Another large portion of your budget will go to food. Food is more expensive in Europe and you have to factor in the exchange rate. My friend who honeymooned in Italy said that I should estimate about double for food in Europe as I'd estimate for a trip in the US. That worked well.
Exchange rates in Europe hurt! 1 euro is typically equal to $1.30-$1.40 dollars. That means that if a gelato costs 1 euro that really means it cost about $1.30. Be sure to factor that into your budget.
My best advice is to figure the total amount of money you will need, put yourself on a monthly savings plan, and stick to it! Then you can enjoy yourself on your trip without worrying about money!
Note: I can't speak to hotel cost, because we paid for most of our hotels with Starwood points that I earned traveling for work (yes, I'm really lucky), but hotels will definitely set you back a pretty penny as well.
3. Leave room in your budget for "contingency money."
Despite careful planning we had several unplanned expenses.
My power converter caused my flat iron to short out -- which meant that I purchased a flat iron in Munich for 22 euros so I could flat iron my hair for the rest of the trip.
The ballet flats I wore on day one gave me crazy blisters -- I ended up buying about 18 euros worth of band aids and blister pads over several days.
The Mr. left a bunch of clothes in our hotel room in Munich by accident -- so we had to purchase about 30 euros worth of socks, undies, and t-shirts.
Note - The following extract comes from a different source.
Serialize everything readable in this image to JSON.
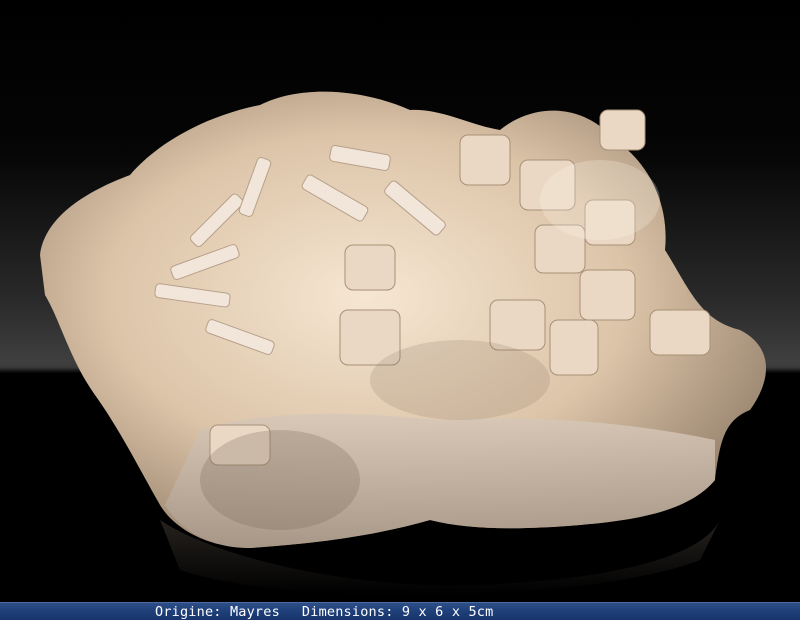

And getting the clothes back cost us about 35 euros in shipping.
I didn't pack quite enough warm weather clothing -- so I ended up spending 22 euros to buy two dresses in Rome.
All and all we spent about 127 euros (or $165) on unplanned expenses. Yikes!
When you're traveling, especially in a foreign country, unplanned expenses will arise. Just budget for it and take it in stride when it happens.
4. There are lots of ways to save money while you're in Europe.
I'm sure that there are many more, but here are just a few ways to save money while you're actually on your trip:
- Don't buy food or drinks near the major tourist attractions. Eateries with "We speak English" signs or waiters beckoning you in should be avoided at all costs. If you're in Italy you can use the "gelato index."
- Find local markets. For several dinners and lunches in Italy we ate delicious fresh meats, cheeses, and fruit from adorable corner markets. Much cheaper than a restaurant.
- Don't over-tip. Only Americans tip 20 percent in Europe. Often times tips are already included or not expected. Ask other customers what's expected.
- Avoid Taxis. Taxis are pricey and most cities have really easy-to-use buses and metro rails. Even from the airport to your hotel.
- Likewise cars are worthless and expensive headaches in big cities. We only had a car for the Tuscany pat of our trip.
- Comparison shop for souvenirs and buy your souvenirs in cheaper cities you visit (for us that was Tuscany).
- ATMs give the best exchange rates, they do come with transaction fees. Minimize these by making fewer and larger withdrawals. Use your debit card exclusively for ATM withdrawals and your credit card for purchases. Note: American Express doesn't have any foreign transaction fees, Chase had a small fee per purchase.
- Throughout Italy, drinks (espresso and wine) are cheaper at the bar rather than at a table. Standing at the bar will save you up to 40%.
While a trip to Europe will set you back quite a few bucks, you can still have an amazing time without breaking the bank. Happy traveling!
And in case you missed them... our Europe trip recaps:
Europe Trip 2010, Part 10: Tuscany
Europe Trip 2010, Part 9: The Vatican
Europe Trip 2010, Part 8: When In Rome
Europe Trip 2010, Part 7: Ancient Rome
Europe Trip 2010, Part 6: Florence
Europe Trip 2010, Part 5: More Venice
Europe Trip 2010, Part 4: Venice (the first half)
Europe Trip 2010, Part 3: Bavarian Alps & Castles
Europe Trip 2010, Part 2: Munich
Europe Trip 2010, Part 1: The Brief Recap (our trip at a glance)
Also, I'm linking up with Saving Money Living Life on this post! Check out the Friday Linky Party there!